One notable event occurred June 11, when a fisherman on the Ohio River noticed unusual smoke and a flare and notified ACCAN. By checking the website, ACCAN members found images of the flares and smoke releases, which coincided with a power outage at the plant. The county Health Department subsequently investigated and found evidence of three additional incidents involving power outages and the venting of raw coke oven gas. As a result, the plant was cited for four violations of county air pollution regulations.

“The June 11 event was a great example of how the Shenango Channel pulls all of these resources together,” said Paul Dille, a programmer in the CMU Robotics Institute’s CREATE Lab.

Shenango Channel is an offshoot of the CREATE Lab’s Breathe Cam, a system of four cameras that keep an eye on the air over Pittsburgh 24 hours a day. The public can access those images online as part of the Heinz Endowment’s Breathe Project. To create the Shenango Channel, the computer architecture has been extended to collect images from third-party cameras and to gather text and numerical data. Dille said the system eventually may collect sounds and audio reports as well.

Randy Sargent, a senior systems scientist, said the CREATE Lab already has received requests from community groups that are interested in establishing similar online channels for other industrial hot spots and gas fracking drill sites. Now that the computer infrastructure is in place, it will be relatively easy to establish additional channels, Dille said.

“The hardest part is finding a place for a camera that has power, Internet connections and a good view,” he added.

Popovich said sites such as the Shenango Channel can subject pollution sources to greater scrutiny by the public and regulators. Even though the Shenango plant is subject to Health Department inspections, those typically don’t occur on nights and weekends, he noted. The cameras tied into the Shenango Channel, however, provide 24-hour coverage.

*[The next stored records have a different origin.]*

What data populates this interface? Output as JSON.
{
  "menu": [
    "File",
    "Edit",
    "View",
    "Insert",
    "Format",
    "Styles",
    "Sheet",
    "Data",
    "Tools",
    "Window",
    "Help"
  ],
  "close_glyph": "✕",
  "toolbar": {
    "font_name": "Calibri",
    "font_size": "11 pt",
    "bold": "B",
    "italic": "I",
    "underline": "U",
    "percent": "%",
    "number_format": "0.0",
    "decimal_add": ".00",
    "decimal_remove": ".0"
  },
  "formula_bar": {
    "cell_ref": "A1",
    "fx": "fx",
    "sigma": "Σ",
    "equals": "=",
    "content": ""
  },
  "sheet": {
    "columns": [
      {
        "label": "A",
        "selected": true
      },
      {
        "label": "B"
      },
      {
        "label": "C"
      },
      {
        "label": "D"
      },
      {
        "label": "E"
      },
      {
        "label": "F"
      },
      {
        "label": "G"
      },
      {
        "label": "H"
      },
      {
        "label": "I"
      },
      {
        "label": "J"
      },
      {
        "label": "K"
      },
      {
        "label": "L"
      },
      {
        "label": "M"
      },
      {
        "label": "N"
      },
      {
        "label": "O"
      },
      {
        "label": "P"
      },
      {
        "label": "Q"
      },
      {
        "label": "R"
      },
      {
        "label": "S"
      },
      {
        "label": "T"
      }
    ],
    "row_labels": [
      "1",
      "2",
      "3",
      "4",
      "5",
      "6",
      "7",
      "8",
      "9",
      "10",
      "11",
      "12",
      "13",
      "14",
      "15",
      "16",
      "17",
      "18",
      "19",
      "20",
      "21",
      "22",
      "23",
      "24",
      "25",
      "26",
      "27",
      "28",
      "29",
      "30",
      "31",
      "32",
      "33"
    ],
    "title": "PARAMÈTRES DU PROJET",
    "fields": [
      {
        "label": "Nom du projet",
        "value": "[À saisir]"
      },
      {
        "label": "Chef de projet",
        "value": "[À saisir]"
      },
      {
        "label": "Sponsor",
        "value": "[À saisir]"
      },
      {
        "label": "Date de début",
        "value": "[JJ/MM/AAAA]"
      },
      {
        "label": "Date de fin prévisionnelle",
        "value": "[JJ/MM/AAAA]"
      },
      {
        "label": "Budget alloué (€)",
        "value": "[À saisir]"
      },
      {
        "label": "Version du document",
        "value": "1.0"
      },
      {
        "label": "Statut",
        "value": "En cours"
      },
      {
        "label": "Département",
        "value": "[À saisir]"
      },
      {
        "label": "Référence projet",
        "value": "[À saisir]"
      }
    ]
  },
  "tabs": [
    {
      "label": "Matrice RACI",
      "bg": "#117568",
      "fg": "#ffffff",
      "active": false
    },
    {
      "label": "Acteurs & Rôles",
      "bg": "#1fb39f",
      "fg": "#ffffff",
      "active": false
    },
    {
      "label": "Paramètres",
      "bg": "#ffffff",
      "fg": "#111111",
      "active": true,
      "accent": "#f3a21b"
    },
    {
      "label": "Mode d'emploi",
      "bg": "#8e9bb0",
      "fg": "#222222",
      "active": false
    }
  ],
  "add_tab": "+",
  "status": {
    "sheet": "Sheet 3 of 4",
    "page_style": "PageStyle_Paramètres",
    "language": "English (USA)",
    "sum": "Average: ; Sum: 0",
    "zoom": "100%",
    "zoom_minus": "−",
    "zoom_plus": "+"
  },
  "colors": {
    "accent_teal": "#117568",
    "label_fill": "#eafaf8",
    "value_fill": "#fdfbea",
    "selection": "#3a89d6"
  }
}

Read the Pittsburgh Post-Gazette’s coverage of the Shenango Channel.